(SOURCE DATA):

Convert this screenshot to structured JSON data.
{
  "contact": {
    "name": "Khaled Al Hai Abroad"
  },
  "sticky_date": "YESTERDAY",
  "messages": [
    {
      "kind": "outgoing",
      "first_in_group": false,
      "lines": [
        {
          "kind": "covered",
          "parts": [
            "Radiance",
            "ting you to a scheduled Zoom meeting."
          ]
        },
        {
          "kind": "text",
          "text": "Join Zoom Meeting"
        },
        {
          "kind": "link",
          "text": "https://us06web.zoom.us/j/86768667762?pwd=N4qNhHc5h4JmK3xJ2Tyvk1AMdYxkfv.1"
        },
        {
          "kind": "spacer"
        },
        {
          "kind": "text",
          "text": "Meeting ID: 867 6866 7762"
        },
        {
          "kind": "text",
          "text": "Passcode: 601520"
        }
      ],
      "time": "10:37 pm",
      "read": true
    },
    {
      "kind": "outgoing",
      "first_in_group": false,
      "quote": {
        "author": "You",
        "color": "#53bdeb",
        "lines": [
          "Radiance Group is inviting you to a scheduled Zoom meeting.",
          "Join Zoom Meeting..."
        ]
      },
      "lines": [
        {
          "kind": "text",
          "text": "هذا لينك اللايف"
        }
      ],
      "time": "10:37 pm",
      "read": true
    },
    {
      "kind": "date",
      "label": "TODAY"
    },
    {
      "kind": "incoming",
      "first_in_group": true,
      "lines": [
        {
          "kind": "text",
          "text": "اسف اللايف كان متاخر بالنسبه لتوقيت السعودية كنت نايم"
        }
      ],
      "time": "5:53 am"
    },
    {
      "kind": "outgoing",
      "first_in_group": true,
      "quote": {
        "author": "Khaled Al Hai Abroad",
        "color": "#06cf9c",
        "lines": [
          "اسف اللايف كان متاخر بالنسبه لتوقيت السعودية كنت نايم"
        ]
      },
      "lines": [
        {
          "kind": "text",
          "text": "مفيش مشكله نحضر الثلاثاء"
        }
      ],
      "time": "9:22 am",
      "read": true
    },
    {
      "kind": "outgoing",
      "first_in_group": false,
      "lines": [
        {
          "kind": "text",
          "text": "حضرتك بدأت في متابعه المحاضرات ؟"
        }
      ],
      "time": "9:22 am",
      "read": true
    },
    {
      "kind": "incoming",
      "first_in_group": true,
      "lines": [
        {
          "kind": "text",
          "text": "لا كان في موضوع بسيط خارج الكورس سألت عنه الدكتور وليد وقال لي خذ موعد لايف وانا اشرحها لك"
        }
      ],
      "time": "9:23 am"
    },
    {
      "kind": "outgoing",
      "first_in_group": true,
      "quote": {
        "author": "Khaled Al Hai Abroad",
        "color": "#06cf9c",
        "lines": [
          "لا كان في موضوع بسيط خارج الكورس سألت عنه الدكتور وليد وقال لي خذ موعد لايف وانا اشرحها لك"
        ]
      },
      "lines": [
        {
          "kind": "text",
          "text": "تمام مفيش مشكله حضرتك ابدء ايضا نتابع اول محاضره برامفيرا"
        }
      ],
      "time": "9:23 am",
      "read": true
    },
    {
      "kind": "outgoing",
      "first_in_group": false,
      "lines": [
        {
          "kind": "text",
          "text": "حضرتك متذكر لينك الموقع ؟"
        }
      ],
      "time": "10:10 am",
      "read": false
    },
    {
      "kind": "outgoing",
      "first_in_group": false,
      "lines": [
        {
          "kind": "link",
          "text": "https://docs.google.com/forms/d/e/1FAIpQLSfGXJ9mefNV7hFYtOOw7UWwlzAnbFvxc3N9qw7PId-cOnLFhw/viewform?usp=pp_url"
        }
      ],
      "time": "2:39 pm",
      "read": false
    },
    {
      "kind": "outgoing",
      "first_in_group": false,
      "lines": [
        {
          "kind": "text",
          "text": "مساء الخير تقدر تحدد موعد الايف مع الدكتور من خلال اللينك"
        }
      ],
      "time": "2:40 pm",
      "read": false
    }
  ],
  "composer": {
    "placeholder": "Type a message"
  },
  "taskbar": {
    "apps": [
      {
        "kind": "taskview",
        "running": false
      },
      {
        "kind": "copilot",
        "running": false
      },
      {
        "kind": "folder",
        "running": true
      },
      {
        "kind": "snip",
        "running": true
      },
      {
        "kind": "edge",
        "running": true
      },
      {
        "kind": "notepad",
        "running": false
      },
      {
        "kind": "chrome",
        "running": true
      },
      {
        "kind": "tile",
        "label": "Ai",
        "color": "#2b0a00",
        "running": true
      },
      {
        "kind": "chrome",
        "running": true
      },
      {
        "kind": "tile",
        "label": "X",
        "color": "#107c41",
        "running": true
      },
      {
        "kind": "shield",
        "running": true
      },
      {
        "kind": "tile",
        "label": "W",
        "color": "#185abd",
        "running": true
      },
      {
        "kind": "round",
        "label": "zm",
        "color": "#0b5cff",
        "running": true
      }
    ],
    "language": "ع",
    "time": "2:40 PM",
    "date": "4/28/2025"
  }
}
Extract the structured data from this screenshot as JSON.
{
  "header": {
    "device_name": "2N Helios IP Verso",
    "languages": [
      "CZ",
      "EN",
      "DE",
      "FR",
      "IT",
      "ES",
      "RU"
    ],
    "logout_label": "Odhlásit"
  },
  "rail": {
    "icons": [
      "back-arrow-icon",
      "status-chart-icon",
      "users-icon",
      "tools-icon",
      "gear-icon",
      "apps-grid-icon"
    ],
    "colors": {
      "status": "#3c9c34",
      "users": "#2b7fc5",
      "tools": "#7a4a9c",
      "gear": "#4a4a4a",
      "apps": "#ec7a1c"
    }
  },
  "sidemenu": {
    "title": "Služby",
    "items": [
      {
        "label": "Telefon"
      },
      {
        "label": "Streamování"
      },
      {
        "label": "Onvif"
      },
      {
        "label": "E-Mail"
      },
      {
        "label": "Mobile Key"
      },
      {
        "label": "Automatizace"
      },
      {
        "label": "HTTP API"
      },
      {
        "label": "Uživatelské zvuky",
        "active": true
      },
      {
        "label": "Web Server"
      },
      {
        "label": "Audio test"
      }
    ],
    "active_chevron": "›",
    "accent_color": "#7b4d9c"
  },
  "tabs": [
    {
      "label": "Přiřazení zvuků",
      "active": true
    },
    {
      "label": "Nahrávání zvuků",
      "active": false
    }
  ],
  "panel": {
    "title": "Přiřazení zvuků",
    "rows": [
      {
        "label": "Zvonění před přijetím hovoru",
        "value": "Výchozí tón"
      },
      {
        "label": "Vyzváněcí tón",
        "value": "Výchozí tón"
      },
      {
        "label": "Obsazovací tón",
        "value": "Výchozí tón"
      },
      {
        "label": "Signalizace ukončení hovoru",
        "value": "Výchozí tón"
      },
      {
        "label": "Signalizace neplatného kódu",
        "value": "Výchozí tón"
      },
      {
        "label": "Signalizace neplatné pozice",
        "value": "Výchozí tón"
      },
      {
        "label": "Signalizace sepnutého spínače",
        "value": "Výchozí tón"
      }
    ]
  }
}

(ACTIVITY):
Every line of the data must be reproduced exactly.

(EXERCISE RESPONSE):
Convert this screenshot to structured JSON data.
{
  "contact": {
    "name": "Khaled Al Hai Abroad"
  },
  "sticky_date": "YESTERDAY",
  "messages": [
    {
      "kind": "outgoing",
      "first_in_group": false,
      "lines": [
        {
          "kind": "covered",
          "parts": [
            "Radiance",
            "ting you to a scheduled Zoom meeting."
          ]
        },
        {
          "kind": "text",
          "text": "Join Zoom Meeting"
        },
        {
          "kind": "link",
          "text": "https://us06web.zoom.us/j/86768667762?pwd=N4qNhHc5h4JmK3xJ2Tyvk1AMdYxkfv.1"
        },
        {
          "kind": "spacer"
        },
        {
          "kind": "text",
          "text": "Meeting ID: 867 6866 7762"
        },
        {
          "kind": "text",
          "text": "Passcode: 601520"
        }
      ],
      "time": "10:37 pm",
      "read": true
    },
    {
      "kind": "outgoing",
      "first_in_group": false,
      "quote": {
        "author": "You",
        "color": "#53bdeb",
        "lines": [
          "Radiance Group is inviting you to a scheduled Zoom meeting.",
          "Join Zoom Meeting..."
        ]
      },
      "lines": [
        {
          "kind": "text",
          "text": "هذا لينك اللايف"
        }
      ],
      "time": "10:37 pm",
      "read": true
    },
    {
      "kind": "date",
      "label": "TODAY"
    },
    {
      "kind": "incoming",
      "first_in_group": true,
      "lines": [
        {
          "kind": "text",
          "text": "اسف اللايف كان متاخر بالنسبه لتوقيت السعودية كنت نايم"
        }
      ],
      "time": "5:53 am"
    },
    {
      "kind": "outgoing",
      "first_in_group": true,
      "quote": {
        "author": "Khaled Al Hai Abroad",
        "color": "#06cf9c",
        "lines": [
          "اسف اللايف كان متاخر بالنسبه لتوقيت السعودية كنت نايم"
        ]
      },
      "lines": [
        {
          "kind": "text",
          "text": "مفيش مشكله نحضر الثلاثاء"
        }
      ],
      "time": "9:22 am",
      "read": true
    },
    {
      "kind": "outgoing",
      "first_in_group": false,
      "lines": [
        {
          "kind": "text",
          "text": "حضرتك بدأت في متابعه المحاضرات ؟"
        }
      ],
      "time": "9:22 am",
      "read": true
    },
    {
      "kind": "incoming",
      "first_in_group": true,
      "lines": [
        {
          "kind": "text",
          "text": "لا كان في موضوع بسيط خارج الكورس سألت عنه الدكتور وليد وقال لي خذ موعد لايف وانا اشرحها لك"
        }
      ],
      "time": "9:23 am"
    },
    {
      "kind": "outgoing",
      "first_in_group": true,
      "quote": {
        "author": "Khaled Al Hai Abroad",
        "color": "#06cf9c",
        "lines": [
          "لا كان في موضوع بسيط خارج الكورس سألت عنه الدكتور وليد وقال لي خذ موعد لايف وانا اشرحها لك"
        ]
      },
      "lines": [
        {
          "kind": "text",
          "text": "تمام مفيش مشكله حضرتك ابدء ايضا نتابع اول محاضره برامفيرا"
        }
      ],
      "time": "9:23 am",
      "read": true
    },
    {
      "kind": "outgoing",
      "first_in_group": false,
      "lines": [
        {
          "kind": "text",
          "text": "حضرتك متذكر لينك الموقع ؟"
        }
      ],
      "time": "10:10 am",
      "read": false
    },
    {
      "kind": "outgoing",
      "first_in_group": false,
      "lines": [
        {
          "kind": "link",
          "text": "https://docs.google.com/forms/d/e/1FAIpQLSfGXJ9mefNV7hFYtOOw7UWwlzAnbFvxc3N9qw7PId-cOnLFhw/viewform?usp=pp_url"
        }
      ],
      "time": "2:39 pm",
      "read": false
    },
    {
      "kind": "outgoing",
      "first_in_group": false,
      "lines": [
        {
          "kind": "text",
          "text": "مساء الخير تقدر تحدد موعد الايف مع الدكتور من خلال اللينك"
        }
      ],
      "time": "2:40 pm",
      "read": false
    }
  ],
  "composer": {
    "placeholder": "Type a message"
  },
  "taskbar": {
    "apps": [
      {
        "kind": "taskview",
        "running": false
      },
      {
        "kind": "copilot",
        "running": false
      },
      {
        "kind": "folder",
        "running": true
      },
      {
        "kind": "snip",
        "running": true
      },
      {
        "kind": "edge",
        "running": true
      },
      {
        "kind": "notepad",
        "running": false
      },
      {
        "kind": "chrome",
        "running": true
      },
      {
        "kind": "tile",
        "label": "Ai",
        "color": "#2b0a00",
        "running": true
      },
      {
        "kind": "chrome",
        "running": true
      },
      {
        "kind": "tile",
        "label": "X",
        "color": "#107c41",
        "running": true
      },
      {
        "kind": "shield",
        "running": true
      },
      {
        "kind": "tile",
        "label": "W",
        "color": "#185abd",
        "running": true
      },
      {
        "kind": "round",
        "label": "zm",
        "color": "#0b5cff",
        "running": true
      }
    ],
    "language": "ع",
    "time": "2:40 PM",
    "date": "4/28/2025"
  }
}
Extract the structured data from this screenshot as JSON.
{
  "header": {
    "device_name": "2N Helios IP Verso",
    "languages": [
      "CZ",
      "EN",
      "DE",
      "FR",
      "IT",
      "ES",
      "RU"
    ],
    "logout_label": "Odhlásit"
  },
  "rail": {
    "icons": [
      "back-arrow-icon",
      "status-chart-icon",
      "users-icon",
      "tools-icon",
      "gear-icon",
      "apps-grid-icon"
    ],
    "colors": {
      "status": "#3c9c34",
      "users": "#2b7fc5",
      "tools": "#7a4a9c",
      "gear": "#4a4a4a",
      "apps": "#ec7a1c"
    }
  },
  "sidemenu": {
    "title": "Služby",
    "items": [
      {
        "label": "Telefon"
      },
      {
        "label": "Streamování"
      },
      {
        "label": "Onvif"
      },
      {
        "label": "E-Mail"
      },
      {
        "label": "Mobile Key"
      },
      {
        "label": "Automatizace"
      },
      {
        "label": "HTTP API"
      },
      {
        "label": "Uživatelské zvuky",
        "active": true
      },
      {
        "label": "Web Server"
      },
      {
        "label": "Audio test"
      }
    ],
    "active_chevron": "›",
    "accent_color": "#7b4d9c"
  },
  "tabs": [
    {
      "label": "Přiřazení zvuků",
      "active": true
    },
    {
      "label": "Nahrávání zvuků",
      "active": false
    }
  ],
  "panel": {
    "title": "Přiřazení zvuků",
    "rows": [
      {
        "label": "Zvonění před přijetím hovoru",
        "value": "Výchozí tón"
      },
      {
        "label": "Vyzváněcí tón",
        "value": "Výchozí tón"
      },
      {
        "label": "Obsazovací tón",
        "value": "Výchozí tón"
      },
      {
        "label": "Signalizace ukončení hovoru",
        "value": "Výchozí tón"
      },
      {
        "label": "Signalizace neplatného kódu",
        "value": "Výchozí tón"
      },
      {
        "label": "Signalizace neplatné pozice",
        "value": "Výchozí tón"
      },
      {
        "label": "Signalizace sepnutého spínače",
        "value": "Výchozí tón"
      }
    ]
  }
}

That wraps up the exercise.